Activity: Once you have read the records below, write them all out exactly as given.
=== Task data ===
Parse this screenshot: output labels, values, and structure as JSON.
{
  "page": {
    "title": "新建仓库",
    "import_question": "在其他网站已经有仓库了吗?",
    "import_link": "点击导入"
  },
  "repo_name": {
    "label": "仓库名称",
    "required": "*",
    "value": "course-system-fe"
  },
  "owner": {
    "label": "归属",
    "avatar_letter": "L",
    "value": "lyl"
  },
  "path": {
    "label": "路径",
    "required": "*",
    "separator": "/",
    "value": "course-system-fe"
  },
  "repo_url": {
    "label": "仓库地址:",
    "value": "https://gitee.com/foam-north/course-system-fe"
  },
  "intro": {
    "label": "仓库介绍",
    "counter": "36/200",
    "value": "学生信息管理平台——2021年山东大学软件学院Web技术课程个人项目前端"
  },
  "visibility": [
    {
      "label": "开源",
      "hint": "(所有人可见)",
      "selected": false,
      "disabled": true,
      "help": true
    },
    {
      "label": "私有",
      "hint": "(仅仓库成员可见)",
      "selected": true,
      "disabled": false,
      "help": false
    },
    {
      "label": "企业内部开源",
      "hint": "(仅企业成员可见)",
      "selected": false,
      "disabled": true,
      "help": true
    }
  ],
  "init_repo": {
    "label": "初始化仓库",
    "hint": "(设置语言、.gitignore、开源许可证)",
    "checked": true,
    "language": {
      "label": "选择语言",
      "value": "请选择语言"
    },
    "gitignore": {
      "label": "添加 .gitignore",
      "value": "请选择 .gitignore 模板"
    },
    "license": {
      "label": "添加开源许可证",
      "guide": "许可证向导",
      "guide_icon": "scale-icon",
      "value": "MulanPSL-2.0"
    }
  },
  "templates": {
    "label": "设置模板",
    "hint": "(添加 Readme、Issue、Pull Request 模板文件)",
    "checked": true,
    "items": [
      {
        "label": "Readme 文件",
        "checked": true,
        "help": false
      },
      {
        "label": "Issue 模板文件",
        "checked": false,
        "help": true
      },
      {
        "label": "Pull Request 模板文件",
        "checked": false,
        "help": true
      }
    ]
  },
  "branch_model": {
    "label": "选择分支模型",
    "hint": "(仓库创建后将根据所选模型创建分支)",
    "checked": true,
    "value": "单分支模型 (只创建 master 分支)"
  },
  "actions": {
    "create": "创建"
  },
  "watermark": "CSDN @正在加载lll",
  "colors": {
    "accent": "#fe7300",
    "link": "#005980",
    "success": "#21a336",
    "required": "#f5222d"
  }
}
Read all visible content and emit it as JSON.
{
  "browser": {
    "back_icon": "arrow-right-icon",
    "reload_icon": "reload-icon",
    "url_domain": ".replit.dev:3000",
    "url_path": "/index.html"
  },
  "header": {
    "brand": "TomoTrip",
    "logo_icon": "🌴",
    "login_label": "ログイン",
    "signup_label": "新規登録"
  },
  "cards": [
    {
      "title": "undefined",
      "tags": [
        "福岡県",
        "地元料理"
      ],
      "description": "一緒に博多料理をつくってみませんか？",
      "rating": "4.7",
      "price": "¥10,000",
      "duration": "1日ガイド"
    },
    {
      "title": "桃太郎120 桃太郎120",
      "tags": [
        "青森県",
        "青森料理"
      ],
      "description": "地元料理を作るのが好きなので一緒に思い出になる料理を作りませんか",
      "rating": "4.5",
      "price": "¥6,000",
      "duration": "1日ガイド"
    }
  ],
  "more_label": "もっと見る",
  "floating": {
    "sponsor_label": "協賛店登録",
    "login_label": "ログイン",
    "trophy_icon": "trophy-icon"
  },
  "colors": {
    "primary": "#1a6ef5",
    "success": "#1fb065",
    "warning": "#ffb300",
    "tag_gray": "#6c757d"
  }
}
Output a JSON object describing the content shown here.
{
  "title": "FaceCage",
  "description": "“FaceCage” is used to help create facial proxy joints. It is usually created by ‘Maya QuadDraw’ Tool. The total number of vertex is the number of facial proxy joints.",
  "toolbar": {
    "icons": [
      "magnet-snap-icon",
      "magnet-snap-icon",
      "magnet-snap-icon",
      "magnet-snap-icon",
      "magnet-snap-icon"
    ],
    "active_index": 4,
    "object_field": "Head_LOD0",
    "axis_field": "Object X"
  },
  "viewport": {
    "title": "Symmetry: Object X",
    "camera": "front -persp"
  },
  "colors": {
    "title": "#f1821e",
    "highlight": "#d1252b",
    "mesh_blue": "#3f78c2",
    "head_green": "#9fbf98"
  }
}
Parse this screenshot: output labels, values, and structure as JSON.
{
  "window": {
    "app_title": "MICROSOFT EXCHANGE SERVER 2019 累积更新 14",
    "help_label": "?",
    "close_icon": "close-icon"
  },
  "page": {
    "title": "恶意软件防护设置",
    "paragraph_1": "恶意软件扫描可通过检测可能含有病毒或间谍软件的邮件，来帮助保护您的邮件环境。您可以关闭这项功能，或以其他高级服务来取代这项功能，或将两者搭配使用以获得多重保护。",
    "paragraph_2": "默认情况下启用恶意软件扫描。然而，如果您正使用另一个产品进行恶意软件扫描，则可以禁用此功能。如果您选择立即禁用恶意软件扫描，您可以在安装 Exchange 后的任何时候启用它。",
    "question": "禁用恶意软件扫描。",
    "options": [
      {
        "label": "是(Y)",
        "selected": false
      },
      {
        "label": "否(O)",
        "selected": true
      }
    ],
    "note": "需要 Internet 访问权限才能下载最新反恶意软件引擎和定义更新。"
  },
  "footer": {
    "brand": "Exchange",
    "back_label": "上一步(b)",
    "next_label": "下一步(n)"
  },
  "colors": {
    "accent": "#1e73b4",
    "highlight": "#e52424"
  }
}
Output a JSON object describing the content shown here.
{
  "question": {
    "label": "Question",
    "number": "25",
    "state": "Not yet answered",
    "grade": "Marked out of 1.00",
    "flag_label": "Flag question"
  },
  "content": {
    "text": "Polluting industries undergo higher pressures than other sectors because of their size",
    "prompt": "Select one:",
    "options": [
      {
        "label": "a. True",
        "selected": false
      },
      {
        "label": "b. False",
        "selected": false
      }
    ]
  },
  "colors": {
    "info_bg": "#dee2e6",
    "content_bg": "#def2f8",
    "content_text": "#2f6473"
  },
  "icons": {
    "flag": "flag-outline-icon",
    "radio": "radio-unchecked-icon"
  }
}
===
Completed exercise:
Parse this screenshot: output labels, values, and structure as JSON.
{
  "page": {
    "title": "新建仓库",
    "import_question": "在其他网站已经有仓库了吗?",
    "import_link": "点击导入"
  },
  "repo_name": {
    "label": "仓库名称",
    "required": "*",
    "value": "course-system-fe"
  },
  "owner": {
    "label": "归属",
    "avatar_letter": "L",
    "value": "lyl"
  },
  "path": {
    "label": "路径",
    "required": "*",
    "separator": "/",
    "value": "course-system-fe"
  },
  "repo_url": {
    "label": "仓库地址:",
    "value": "https://gitee.com/foam-north/course-system-fe"
  },
  "intro": {
    "label": "仓库介绍",
    "counter": "36/200",
    "value": "学生信息管理平台——2021年山东大学软件学院Web技术课程个人项目前端"
  },
  "visibility": [
    {
      "label": "开源",
      "hint": "(所有人可见)",
      "selected": false,
      "disabled": true,
      "help": true
    },
    {
      "label": "私有",
      "hint": "(仅仓库成员可见)",
      "selected": true,
      "disabled": false,
      "help": false
    },
    {
      "label": "企业内部开源",
      "hint": "(仅企业成员可见)",
      "selected": false,
      "disabled": true,
      "help": true
    }
  ],
  "init_repo": {
    "label": "初始化仓库",
    "hint": "(设置语言、.gitignore、开源许可证)",
    "checked": true,
    "language": {
      "label": "选择语言",
      "value": "请选择语言"
    },
    "gitignore": {
      "label": "添加 .gitignore",
      "value": "请选择 .gitignore 模板"
    },
    "license": {
      "label": "添加开源许可证",
      "guide": "许可证向导",
      "guide_icon": "scale-icon",
      "value": "MulanPSL-2.0"
    }
  },
  "templates": {
    "label": "设置模板",
    "hint": "(添加 Readme、Issue、Pull Request 模板文件)",
    "checked": true,
    "items": [
      {
        "label": "Readme 文件",
        "checked": true,
        "help": false
      },
      {
        "label": "Issue 模板文件",
        "checked": false,
        "help": true
      },
      {
        "label": "Pull Request 模板文件",
        "checked": false,
        "help": true
      }
    ]
  },
  "branch_model": {
    "label": "选择分支模型",
    "hint": "(仓库创建后将根据所选模型创建分支)",
    "checked": true,
    "value": "单分支模型 (只创建 master 分支)"
  },
  "actions": {
    "create": "创建"
  },
  "watermark": "CSDN @正在加载lll",
  "colors": {
    "accent": "#fe7300",
    "link": "#005980",
    "success": "#21a336",
    "required": "#f5222d"
  }
}
Read all visible content and emit it as JSON.
{
  "browser": {
    "back_icon": "arrow-right-icon",
    "reload_icon": "reload-icon",
    "url_domain": ".replit.dev:3000",
    "url_path": "/index.html"
  },
  "header": {
    "brand": "TomoTrip",
    "logo_icon": "🌴",
    "login_label": "ログイン",
    "signup_label": "新規登録"
  },
  "cards": [
    {
      "title": "undefined",
      "tags": [
        "福岡県",
        "地元料理"
      ],
      "description": "一緒に博多料理をつくってみませんか？",
      "rating": "4.7",
      "price": "¥10,000",
      "duration": "1日ガイド"
    },
    {
      "title": "桃太郎120 桃太郎120",
      "tags": [
        "青森県",
        "青森料理"
      ],
      "description": "地元料理を作るのが好きなので一緒に思い出になる料理を作りませんか",
      "rating": "4.5",
      "price": "¥6,000",
      "duration": "1日ガイド"
    }
  ],
  "more_label": "もっと見る",
  "floating": {
    "sponsor_label": "協賛店登録",
    "login_label": "ログイン",
    "trophy_icon": "trophy-icon"
  },
  "colors": {
    "primary": "#1a6ef5",
    "success": "#1fb065",
    "warning": "#ffb300",
    "tag_gray": "#6c757d"
  }
}
Output a JSON object describing the content shown here.
{
  "title": "FaceCage",
  "description": "“FaceCage” is used to help create facial proxy joints. It is usually created by ‘Maya QuadDraw’ Tool. The total number of vertex is the number of facial proxy joints.",
  "toolbar": {
    "icons": [
      "magnet-snap-icon",
      "magnet-snap-icon",
      "magnet-snap-icon",
      "magnet-snap-icon",
      "magnet-snap-icon"
    ],
    "active_index": 4,
    "object_field": "Head_LOD0",
    "axis_field": "Object X"
  },
  "viewport": {
    "title": "Symmetry: Object X",
    "camera": "front -persp"
  },
  "colors": {
    "title": "#f1821e",
    "highlight": "#d1252b",
    "mesh_blue": "#3f78c2",
    "head_green": "#9fbf98"
  }
}
Parse this screenshot: output labels, values, and structure as JSON.
{
  "window": {
    "app_title": "MICROSOFT EXCHANGE SERVER 2019 累积更新 14",
    "help_label": "?",
    "close_icon": "close-icon"
  },
  "page": {
    "title": "恶意软件防护设置",
    "paragraph_1": "恶意软件扫描可通过检测可能含有病毒或间谍软件的邮件，来帮助保护您的邮件环境。您可以关闭这项功能，或以其他高级服务来取代这项功能，或将两者搭配使用以获得多重保护。",
    "paragraph_2": "默认情况下启用恶意软件扫描。然而，如果您正使用另一个产品进行恶意软件扫描，则可以禁用此功能。如果您选择立即禁用恶意软件扫描，您可以在安装 Exchange 后的任何时候启用它。",
    "question": "禁用恶意软件扫描。",
    "options": [
      {
        "label": "是(Y)",
        "selected": false
      },
      {
        "label": "否(O)",
        "selected": true
      }
    ],
    "note": "需要 Internet 访问权限才能下载最新反恶意软件引擎和定义更新。"
  },
  "footer": {
    "brand": "Exchange",
    "back_label": "上一步(b)",
    "next_label": "下一步(n)"
  },
  "colors": {
    "accent": "#1e73b4",
    "highlight": "#e52424"
  }
}
Output a JSON object describing the content shown here.
{
  "question": {
    "label": "Question",
    "number": "25",
    "state": "Not yet answered",
    "grade": "Marked out of 1.00",
    "flag_label": "Flag question"
  },
  "content": {
    "text": "Polluting industries undergo higher pressures than other sectors because of their size",
    "prompt": "Select one:",
    "options": [
      {
        "label": "a. True",
        "selected": false
      },
      {
        "label": "b. False",
        "selected": false
      }
    ]
  },
  "colors": {
    "info_bg": "#dee2e6",
    "content_bg": "#def2f8",
    "content_text": "#2f6473"
  },
  "icons": {
    "flag": "flag-outline-icon",
    "radio": "radio-unchecked-icon"
  }
}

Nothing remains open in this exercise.